▸ Your objective: Report each line of the data that includes the word "Inline".

Records from a data source
_ _ _ _
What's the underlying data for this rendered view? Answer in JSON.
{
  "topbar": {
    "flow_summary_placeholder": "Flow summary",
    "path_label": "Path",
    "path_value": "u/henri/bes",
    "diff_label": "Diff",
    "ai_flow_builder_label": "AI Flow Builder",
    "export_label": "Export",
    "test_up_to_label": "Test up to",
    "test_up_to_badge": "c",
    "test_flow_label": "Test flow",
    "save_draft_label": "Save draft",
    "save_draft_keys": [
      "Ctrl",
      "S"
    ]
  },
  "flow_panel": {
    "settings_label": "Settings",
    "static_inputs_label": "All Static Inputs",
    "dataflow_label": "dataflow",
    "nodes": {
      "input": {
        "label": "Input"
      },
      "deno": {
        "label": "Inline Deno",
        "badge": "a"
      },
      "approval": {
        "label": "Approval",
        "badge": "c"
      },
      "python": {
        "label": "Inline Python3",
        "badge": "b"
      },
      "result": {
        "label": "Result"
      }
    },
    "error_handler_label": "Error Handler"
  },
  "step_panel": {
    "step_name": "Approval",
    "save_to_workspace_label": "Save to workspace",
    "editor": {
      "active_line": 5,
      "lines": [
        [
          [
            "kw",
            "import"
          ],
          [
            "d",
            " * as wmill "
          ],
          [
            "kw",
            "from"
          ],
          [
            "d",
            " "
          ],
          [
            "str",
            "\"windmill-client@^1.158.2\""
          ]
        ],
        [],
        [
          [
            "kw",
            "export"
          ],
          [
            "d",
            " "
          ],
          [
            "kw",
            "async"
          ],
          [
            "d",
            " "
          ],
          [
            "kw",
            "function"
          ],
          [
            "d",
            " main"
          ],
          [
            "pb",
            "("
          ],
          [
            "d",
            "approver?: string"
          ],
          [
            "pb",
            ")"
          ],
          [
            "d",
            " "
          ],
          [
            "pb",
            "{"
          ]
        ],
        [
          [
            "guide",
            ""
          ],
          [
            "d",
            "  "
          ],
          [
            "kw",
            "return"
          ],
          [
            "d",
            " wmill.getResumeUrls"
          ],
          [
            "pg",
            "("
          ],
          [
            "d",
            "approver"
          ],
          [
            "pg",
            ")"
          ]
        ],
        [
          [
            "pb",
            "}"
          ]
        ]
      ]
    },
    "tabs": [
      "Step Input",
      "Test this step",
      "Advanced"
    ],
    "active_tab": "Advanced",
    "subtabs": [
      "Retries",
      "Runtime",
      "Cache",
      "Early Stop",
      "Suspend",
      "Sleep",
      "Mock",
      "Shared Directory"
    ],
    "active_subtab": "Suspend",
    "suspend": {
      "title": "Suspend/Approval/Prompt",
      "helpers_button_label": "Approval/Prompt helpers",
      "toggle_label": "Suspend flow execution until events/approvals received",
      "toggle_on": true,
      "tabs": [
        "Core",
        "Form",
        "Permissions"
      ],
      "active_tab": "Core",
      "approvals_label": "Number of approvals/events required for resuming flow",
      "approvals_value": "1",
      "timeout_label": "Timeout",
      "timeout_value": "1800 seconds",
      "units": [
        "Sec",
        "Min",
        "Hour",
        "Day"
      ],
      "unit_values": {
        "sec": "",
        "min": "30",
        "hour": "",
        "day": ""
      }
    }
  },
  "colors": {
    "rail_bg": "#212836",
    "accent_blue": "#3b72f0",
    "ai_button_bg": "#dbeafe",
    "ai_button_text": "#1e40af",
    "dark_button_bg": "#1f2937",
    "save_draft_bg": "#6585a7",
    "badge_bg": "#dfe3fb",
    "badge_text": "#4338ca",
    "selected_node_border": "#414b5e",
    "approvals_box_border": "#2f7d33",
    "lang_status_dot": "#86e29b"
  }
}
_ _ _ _
▸ Problem solution:
        "label": "Inline Deno",
        "label": "Inline Python3",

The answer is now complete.